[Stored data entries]
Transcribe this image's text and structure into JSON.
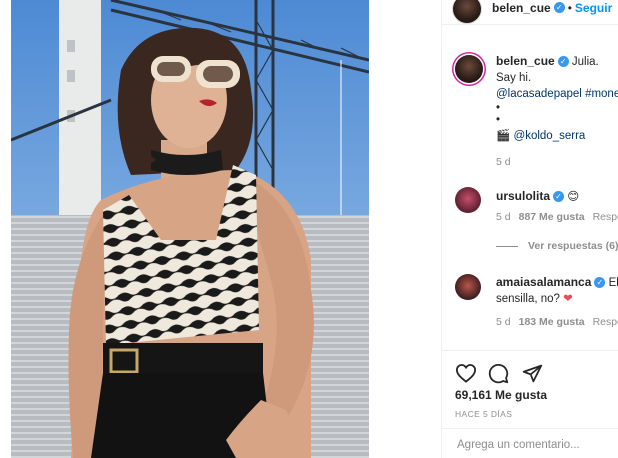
{
  "post": {
    "author": "belen_cue",
    "follow_label": "Seguir",
    "dot_separator": "•"
  },
  "caption": {
    "username": "belen_cue",
    "text_line1": "Julia.",
    "text_line2": "Say hi.",
    "mention": "@lacasadepapel",
    "hashtag": "#mone",
    "bullet1": "•",
    "bullet2": "•",
    "clapper": "🎬",
    "credit": "@koldo_serra",
    "time": "5 d"
  },
  "comments": [
    {
      "username": "ursulolita",
      "text": "😊",
      "time": "5 d",
      "likes": "887 Me gusta",
      "reply": "Respo",
      "view_replies": "Ver respuestas (6)"
    },
    {
      "username": "amaiasalamanca",
      "text_inline": "Ella",
      "text_line2": "sensilla, no?",
      "heart": "❤",
      "time": "5 d",
      "likes": "183 Me gusta",
      "reply": "Respo"
    }
  ],
  "icons": [
    "heart-icon",
    "comment-icon",
    "share-icon"
  ],
  "likes_total": "69,161 Me gusta",
  "posted_ago": "HACE 5 DÍAS",
  "comment_input": {
    "placeholder": "Agrega un comentario..."
  },
  "colors": {
    "accent": "#0095f6",
    "verified": "#3897f0",
    "text": "#262626",
    "muted": "#8e8e8e"
  }
}
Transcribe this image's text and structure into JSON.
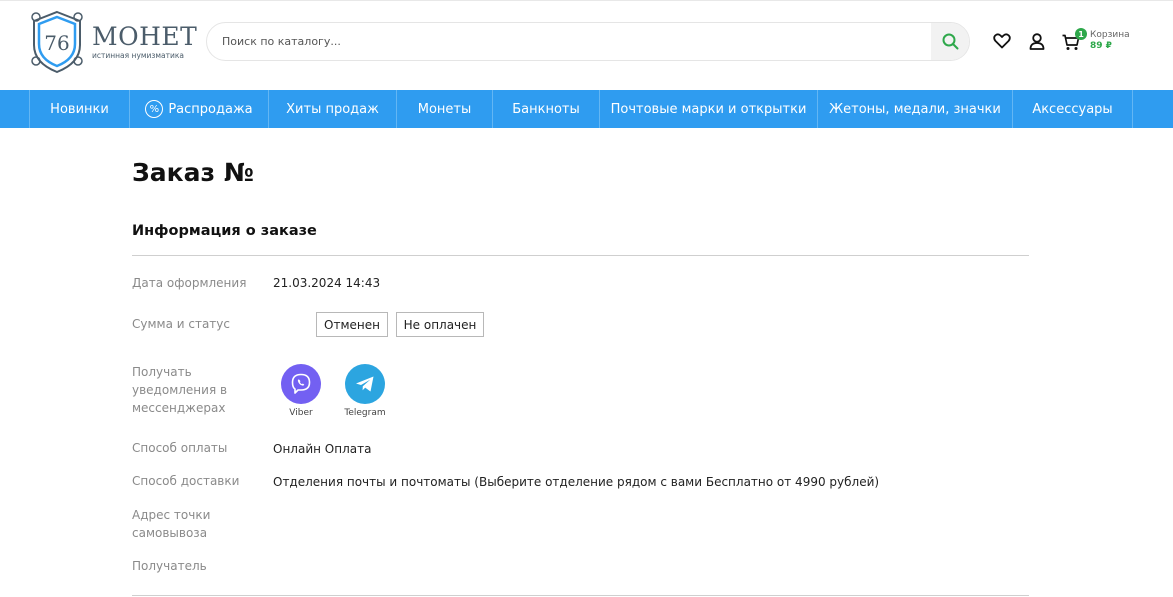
{
  "header": {
    "logo": {
      "number": "76",
      "title": "МОНЕТ",
      "subtitle": "истинная нумизматика"
    },
    "search": {
      "placeholder": "Поиск по каталогу..."
    },
    "cart": {
      "badge": "1",
      "label": "Корзина",
      "price": "89 ₽"
    }
  },
  "nav": {
    "items": [
      {
        "label": "Новинки"
      },
      {
        "label": "Распродажа",
        "icon": "%"
      },
      {
        "label": "Хиты продаж"
      },
      {
        "label": "Монеты"
      },
      {
        "label": "Банкноты"
      },
      {
        "label": "Почтовые марки и открытки"
      },
      {
        "label": "Жетоны, медали, значки"
      },
      {
        "label": "Аксессуары"
      }
    ]
  },
  "order": {
    "title": "Заказ №",
    "section_title": "Информация о заказе",
    "date_label": "Дата оформления",
    "date_value": "21.03.2024 14:43",
    "sum_label": "Сумма и статус",
    "status_cancelled": "Отменен",
    "status_unpaid": "Не оплачен",
    "notify_label": "Получать уведомления в мессенджерах",
    "messengers": [
      {
        "name": "Viber",
        "icon": "viber-icon",
        "color": "#7360f2"
      },
      {
        "name": "Telegram",
        "icon": "telegram-icon",
        "color": "#2ca5e0"
      }
    ],
    "payment_label": "Способ оплаты",
    "payment_value": "Онлайн Оплата",
    "delivery_label": "Способ доставки",
    "delivery_value": "Отделения почты и почтоматы (Выберите отделение рядом с вами Бесплатно от 4990 рублей)",
    "pickup_label": "Адрес точки самовывоза",
    "recipient_label": "Получатель"
  },
  "colors": {
    "nav_bg": "#2f9cf0",
    "accent_green": "#2ea84b"
  }
}
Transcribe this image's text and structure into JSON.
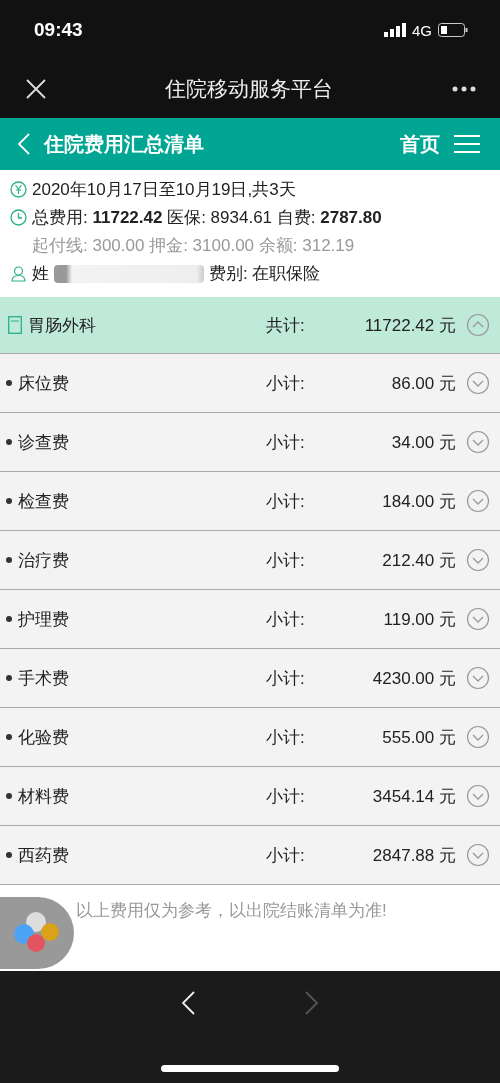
{
  "status_bar": {
    "time": "09:43",
    "network": "4G"
  },
  "nav_bar": {
    "title": "住院移动服务平台"
  },
  "header": {
    "title": "住院费用汇总清单",
    "home": "首页"
  },
  "summary": {
    "dates": "2020年10月17日至10月19日,共3天",
    "totals": "总费用: **11722.42** 医保: 8934.61 自费: **2787.80**",
    "balance": "起付线: 300.00 押金: 3100.00 余额: 312.19",
    "name_label": "姓",
    "category": "费别: 在职保险"
  },
  "department": {
    "name": "胃肠外科",
    "total_label": "共计:",
    "total": "11722.42 元",
    "expanded": true
  },
  "items": [
    {
      "name": "床位费",
      "label": "小计:",
      "amount": "86.00 元",
      "expanded": false
    },
    {
      "name": "诊查费",
      "label": "小计:",
      "amount": "34.00 元",
      "expanded": false
    },
    {
      "name": "检查费",
      "label": "小计:",
      "amount": "184.00 元",
      "expanded": false
    },
    {
      "name": "治疗费",
      "label": "小计:",
      "amount": "212.40 元",
      "expanded": false
    },
    {
      "name": "护理费",
      "label": "小计:",
      "amount": "119.00 元",
      "expanded": false
    },
    {
      "name": "手术费",
      "label": "小计:",
      "amount": "4230.00 元",
      "expanded": false
    },
    {
      "name": "化验费",
      "label": "小计:",
      "amount": "555.00 元",
      "expanded": false
    },
    {
      "name": "材料费",
      "label": "小计:",
      "amount": "3454.14 元",
      "expanded": false
    },
    {
      "name": "西药费",
      "label": "小计:",
      "amount": "2847.88 元",
      "expanded": false
    }
  ],
  "footer_note": "以上费用仅为参考，以出院结账清单为准!"
}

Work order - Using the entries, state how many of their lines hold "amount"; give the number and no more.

Answer to this task - 9